Over the years, I’ve become more and more interested in photography — in taking pictures, myself. When I was young and pursuing a degree in Art, with painting the focus, I was ambivalent about it as an art. I couldn’t really see it at nearly the same level as painting, as involving the same degree of talent, much less genius. Of course, at the time, my list of snobbish opinions regarding a host of different things was too long to detail, and would fill a book or two. Snobbery about books was, perhaps, at the top of that list.
But with age comes, if not wisdom, then at least some understanding of one’s limits — perhaps because those limits are starting to manifest themselves in ways we simply can no longer shrug off. Age, if utilized, causes us to slow down a bit, stop, take notice of our once take-no-prisoners declarations of likes and dislikes, and wonder: Could I have been wrong about … Click to continue . . .
Known by most as the lead singer of Mott the Hoople, Ian Hunter was already a seasoned vet of 30 when he took the helm of that quintessential Glitter Rock band. I became a much bigger fan when he struck out on his own with his first solo effort in 1975, Ian Hunter, and continued to follow him through subsequent efforts — with All-American Alien Boy and You’re Never Alone with a Schizophrenic being favorites.
For me, Ian Hunter was like an English Dylan, one who didn’t try to hide his accent, his rawness, his earthiness. He wrote great songs, and had excellent Rock musicians backing him, especially Mick Ronson, David Sanborn, Jaco Pastorius and Queen. The sonic variety of his music impressed me always. Tough, hard-edged to sweet, rowdy to contemplative, raw to cooked and back again, his oeuvre is one of the best in the Rock world and is easily among the most overlooked and underrated.
In the museum I love, we stroll and consider paintings, sculptures, and a few random examples of what passes for art in this 21st century. Weary, we sit and gaze at Stroh’s serene, soothing Sunscape – palest oils smoothed in stunning simplicity, no trace of brush or canvas, a silk veil of softest paint encircled by slim silver wire. Glow and warmth are palpable. I should have brought my parasol.
TWO FACES OF BEAUTIFUL

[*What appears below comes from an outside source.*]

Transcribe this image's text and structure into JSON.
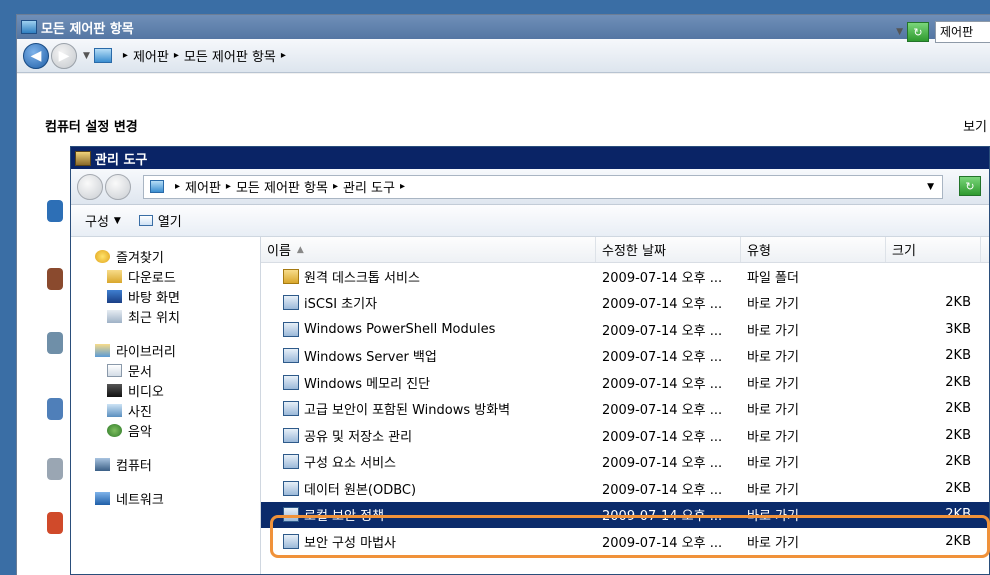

In his Albuquerque studio on an easel near the north window rests Howard Wexler’s stunning portrait of artist Alice Seely regal posture elegant as a queen sleek black hair in chic chignon black velvet décolleté gown a cloud of maribou encircling the neck dangling onyx earrings antique ruby pendant at her throat aura of Arpège delicate suede sandals half-full Baccarat glass of claret wistful dark eyes gazing into distance mind in Prague, Nairobi, or New York “Beautiful woman,” Howard … Click to continue . . .
The scars of being boxed, packaged and sold by corporate machines can last all too long, but if this video is any indication, Haley Reinhart has managed to overcome this in resounding ways. If her time with Postmodern Jukebox tells the tale, she’s not only overcome her stint on American Idol (2011), but used it the right way: to launch what appears to be a unique and promising musical career, while doing it her own way, independent of corporate pressures and cookie cutter mindsets.
To me, her performance of “Creep” is flawless, with its incredible dynamic range, mood shifts, infectious building toward crescendos, its soaring highs and lows. A jazz aficionado, Reinhart adds scat, growls in just the right places, merges beautifully with the backing band, and basically knocks it out of the park. She’s only 25.
god gets nervous when we get too close to him — rene leclerc. god and his ways
attention flutters, takes a walk. the narrative grinds on boards so marched over aging thespians throw lines away. cell phones buzz. messages zing round our heads. red onions eavesdrop and gossip underground. all’s so bland road-kill is news as a worm is cut in half by the gardener’s shovel but still they repeat beautiful the dew, lovely the garden.
there’s blood in my ear now and i’m happy to spin a song of small sins, of the deceit of love’s sticky ropes from which sad young wannbe icarus tried to escape, mounting the diving board over the empty swimming pool. we’ve seen it a thousand times and the motel isn’t responsible for unattended kids.
the other side’s worse chaos where god’s a quarterback without a playbook. a nihilist, solipsist, ironist, aslant his tongue overflowing with love for the eighth false prophetess of extended sunrises.
Surprisingly good, fresh, funny and touching, Me and Earl and the Dying Girl tells the story of high school kids, coming of age, learning not just about life, but about death, and how we still keep discovering new things about people after they’re gone. Even the most important things. We still keep learning about ourselves in the process, and that how we treated them while they were on this planet is everything — well, except for realizing this should apply to the not-dying too.
Young Greg Gaines, played by Thomas Mann, is a senior in a Pittsburgh high school, and he’s socially awkward, very hard on himself, and tries his best to navigate through all the baffling teenage factions without ever getting involved in any one of them. And perhaps because he’s decided to remain free from all attachments — except for his one friend, Earl (RJ Cyler) — he’s taken aback one day when his mother asks him to befriend Rachel, played by Olivia Cooke, … Click to continue . . .